▸ **What the task requires**
Your answer must consist of every line from the data below that includes the word "name".

▸ **Records shown**

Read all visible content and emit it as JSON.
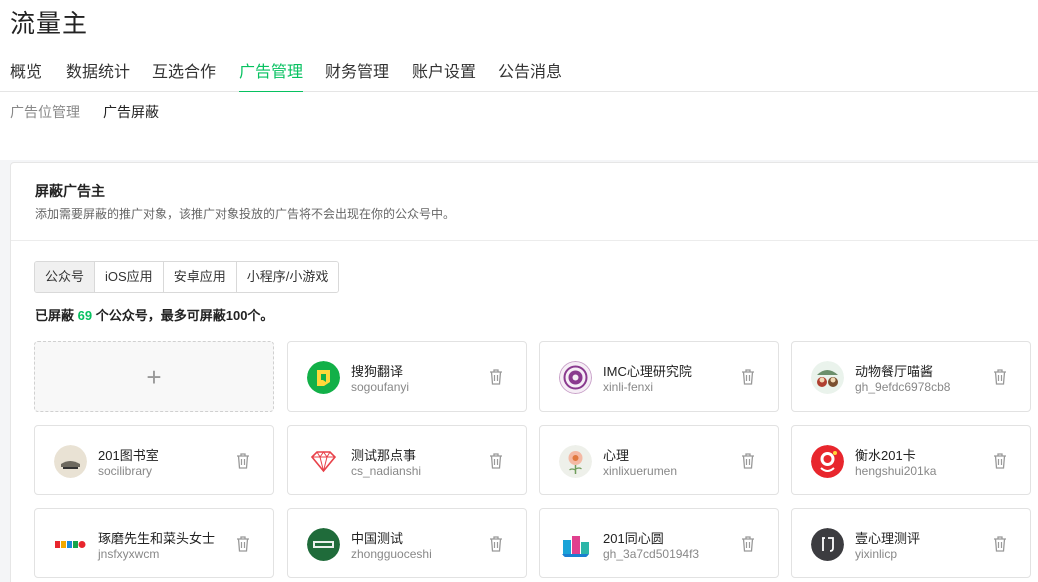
{
  "app": {
    "title": "流量主"
  },
  "nav": {
    "items": [
      "概览",
      "数据统计",
      "互选合作",
      "广告管理",
      "财务管理",
      "账户设置",
      "公告消息"
    ],
    "active_index": 3
  },
  "subnav": {
    "items": [
      "广告位管理",
      "广告屏蔽"
    ],
    "active_index": 1
  },
  "block": {
    "title": "屏蔽广告主",
    "description": "添加需要屏蔽的推广对象，该推广对象投放的广告将不会出现在你的公众号中。",
    "tabs": [
      "公众号",
      "iOS应用",
      "安卓应用",
      "小程序/小游戏"
    ],
    "active_tab": 0,
    "count_prefix": "已屏蔽",
    "count": "69",
    "count_suffix": "个公众号，最多可屏蔽100个。",
    "add_label": "+"
  },
  "accounts": [
    {
      "name": "搜狗翻译",
      "handle": "sogoufanyi",
      "icon": "sogou-translate-logo"
    },
    {
      "name": "IMC心理研究院",
      "handle": "xinli-fenxi",
      "icon": "imc-logo"
    },
    {
      "name": "动物餐厅喵酱",
      "handle": "gh_9efdc6978cb8",
      "icon": "cat-restaurant-logo"
    },
    {
      "name": "201图书室",
      "handle": "socilibrary",
      "icon": "library-logo"
    },
    {
      "name": "测试那点事",
      "handle": "cs_nadianshi",
      "icon": "diamond-logo"
    },
    {
      "name": "心理",
      "handle": "xinlixuerumen",
      "icon": "flower-logo"
    },
    {
      "name": "衡水201卡",
      "handle": "hengshui201ka",
      "icon": "hengshui-logo"
    },
    {
      "name": "琢磨先生和菜头女士",
      "handle": "jnsfxyxwcm",
      "icon": "radio-logo"
    },
    {
      "name": "中国测试",
      "handle": "zhongguoceshi",
      "icon": "china-test-logo"
    },
    {
      "name": "201同心圆",
      "handle": "gh_3a7cd50194f3",
      "icon": "tongxinyuan-logo"
    },
    {
      "name": "壹心理测评",
      "handle": "yixinlicp",
      "icon": "yixinli-logo"
    }
  ],
  "colors": {
    "accent": "#07c160"
  }
}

▸ **Response below**
      "name": "搜狗翻译",
      "name": "IMC心理研究院",
      "name": "动物餐厅喵酱",
      "name": "201图书室",
      "name": "测试那点事",
      "name": "心理",
      "name": "衡水201卡",
      "name": "琢磨先生和菜头女士",
      "name": "中国测试",
      "name": "201同心圆",
      "name": "壹心理测评",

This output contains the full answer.